Think about what Yunior’s operative mode is with the woman in his life. Deception.
Playing roles. Wearing masks. And then think about what Yunior does for his work. He is a writer of fiction. He puts on masks for a living. I don’t think it’s an accident, this connection, and this overlap. Yunior has turned a problem in his social life into the engine that powers his artistic life. But if he was just a liar I doubt he would be very interesting. What makes Yunior so attractive and so problematic is that he is both brutally honest and blithely mendacious. He really has a scathing eye, talks about stuff most of us would shy away from bringing up. He’s also a top-notched prevaricator. The game of the book is always for the reader to parse when he’s being one versus when he’s being the other.
But look at Yunior’s life; look at all he has suffered. He was never really loved in his family like his brother was. A smart, sensitive political kid, he had a tough time in the world he grew up in. I don’t ever really come out and say it but any one who grew up in a place like London Terrace, reading and dreaming, can only imagine what kind of turmoil a young Yunior must have faced. Not tougher than many young lives but tough enough — not a life you’d want for your kid, certainly. There is tremendous vulnerability in this character. What is he afraid of you ask? Perhaps returning to that vulnerability. Confronting it again. What is he so afraid of revealing? Himself: weak, despised, alone and desperately wanting the connection he was always denied.”

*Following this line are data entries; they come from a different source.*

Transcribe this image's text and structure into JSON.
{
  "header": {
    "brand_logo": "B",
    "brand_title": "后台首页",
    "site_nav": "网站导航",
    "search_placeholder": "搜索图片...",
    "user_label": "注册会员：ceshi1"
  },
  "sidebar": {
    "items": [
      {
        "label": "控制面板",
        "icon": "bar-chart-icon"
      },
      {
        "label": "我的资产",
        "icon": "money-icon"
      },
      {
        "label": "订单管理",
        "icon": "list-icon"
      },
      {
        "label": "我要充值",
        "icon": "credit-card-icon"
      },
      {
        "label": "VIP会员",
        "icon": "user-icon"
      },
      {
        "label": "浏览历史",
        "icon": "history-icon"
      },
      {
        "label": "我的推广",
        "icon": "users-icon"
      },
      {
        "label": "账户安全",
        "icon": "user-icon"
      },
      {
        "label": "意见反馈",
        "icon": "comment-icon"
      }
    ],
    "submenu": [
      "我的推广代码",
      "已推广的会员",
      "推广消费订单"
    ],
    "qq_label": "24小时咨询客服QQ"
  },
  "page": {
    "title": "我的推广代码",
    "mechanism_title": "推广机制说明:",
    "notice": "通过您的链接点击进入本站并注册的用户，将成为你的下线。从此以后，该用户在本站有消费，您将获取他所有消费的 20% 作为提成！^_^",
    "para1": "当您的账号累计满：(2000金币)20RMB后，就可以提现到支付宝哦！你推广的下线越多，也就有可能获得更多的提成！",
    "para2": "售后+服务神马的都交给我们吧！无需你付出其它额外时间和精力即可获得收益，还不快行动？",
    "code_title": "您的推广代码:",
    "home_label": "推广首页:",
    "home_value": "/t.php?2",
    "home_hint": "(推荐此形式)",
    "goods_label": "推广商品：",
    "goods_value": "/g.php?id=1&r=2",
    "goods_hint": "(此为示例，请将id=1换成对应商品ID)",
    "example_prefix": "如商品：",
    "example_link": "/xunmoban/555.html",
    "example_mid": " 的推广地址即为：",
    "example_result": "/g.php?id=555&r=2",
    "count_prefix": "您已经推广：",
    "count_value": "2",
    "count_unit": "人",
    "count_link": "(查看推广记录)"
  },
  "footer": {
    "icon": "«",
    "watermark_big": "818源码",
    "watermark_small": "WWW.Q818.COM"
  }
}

— junot diaz, here
(spoilers for this is how you lose her, and also, the interviewer asking him point-blank whether he was sexually abused, wtf that is not appropriate!!!!!!!!!!!) it feels kind of like cheating to be like “yes, what he said,” in this case, but that last paragraph especially is a big chunk of my feelings on yunior (especially the ones i talked about here
), said better.